‘Price Gouging’ is the name given to traders raising the price of their goods in response to the increased demand in certain situations, often in the wake of some crisis. For example: Traders charging double the regular price for electricity generators after a hurricane. This kind of thing is widely condemned, on the grounds that it constitutes exploiting people who are in a desperate situation.
Here’s why ‘price gouging’ (or less loadedly: increasing price in step with increased demand) should not be banned:
If prices are not permitted to rise, people will queue (or worse) to buy and horde the in-demand items. Those first in line will exhaust the limited supply, the result will be shortages exatly at the time that they’re most damaging.
The high profits of successful ‘gouging’ attract other entrepreneurs to also supply the demanded items in the affected area. Each new seller reduces the profit margin that’s possible to achieve on the items, while increasing the supply. More and more suppliers arrive until prices are driven down to normal levels. Shortages are avoided.
If ‘gouging’ is permitted, then people who accurately see a crisis coming will stock up on the items expected to be in demand—to use themsleves, but also to sell to others. To the extent that this forecasting is widespread, the increased demand allows producers and suppliers to increase their prices (and profit margin) before the crisis.
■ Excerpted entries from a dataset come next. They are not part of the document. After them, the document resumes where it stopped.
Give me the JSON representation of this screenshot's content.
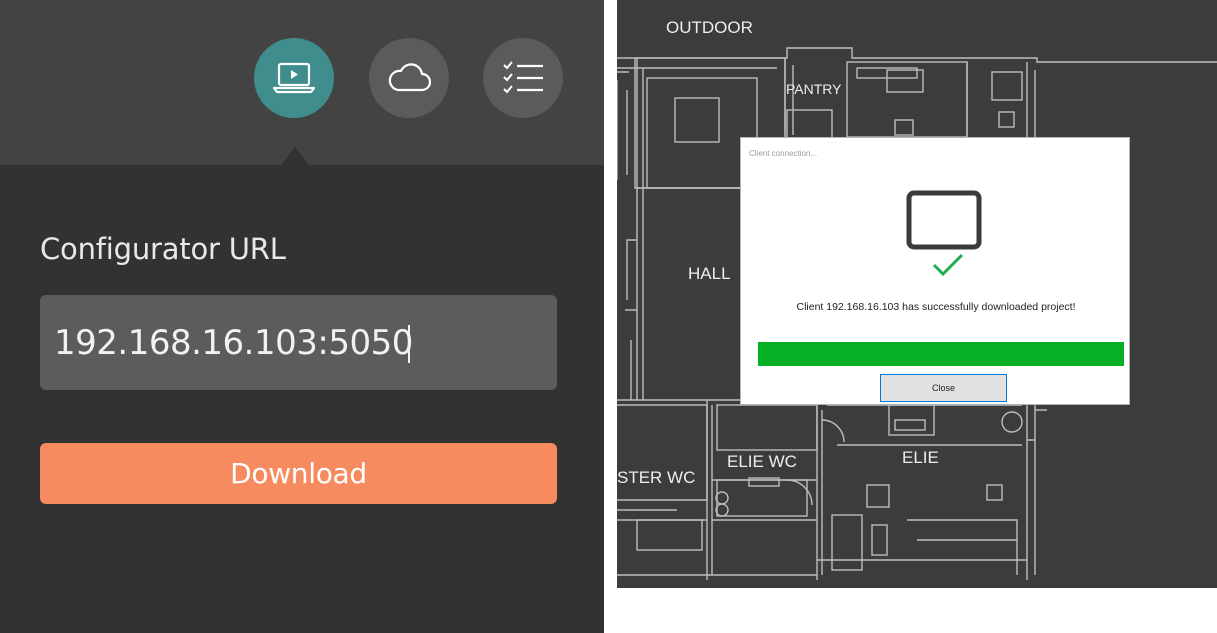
{
  "left": {
    "toolbar": {
      "buttons": [
        {
          "icon": "laptop-play-icon",
          "active": true
        },
        {
          "icon": "cloud-icon",
          "active": false
        },
        {
          "icon": "checklist-icon",
          "active": false
        }
      ]
    },
    "configurator": {
      "label": "Configurator URL",
      "url_value": "192.168.16.103:5050"
    },
    "download_label": "Download"
  },
  "right": {
    "floorplan": {
      "rooms": {
        "outdoor": "OUTDOOR",
        "pantry": "PANTRY",
        "hall": "HALL",
        "elie_wc": "ELIE WC",
        "elie": "ELIE",
        "ster_wc": "STER WC"
      }
    },
    "dialog": {
      "title": "Client connection...",
      "message": "Client  192.168.16.103  has successfully downloaded project!",
      "progress": 1.0,
      "close_label": "Close",
      "icon_monitor": "monitor-icon",
      "icon_check": "check-icon"
    }
  },
  "colors": {
    "accent_teal": "#3f8d8d",
    "download_orange": "#f58b5f",
    "progress_green": "#06b025",
    "check_green": "#1fae4b"
  }
}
The effect is that new entrepreneurs will be incentivised to sell to this market too, with the same effect of increasing supply and driving down prices (and profits). The result is the distributed knowledge of the population finds expression through the price mechanism, leaving the population better prepared for the crisis, and ensuring that shortages are minimised.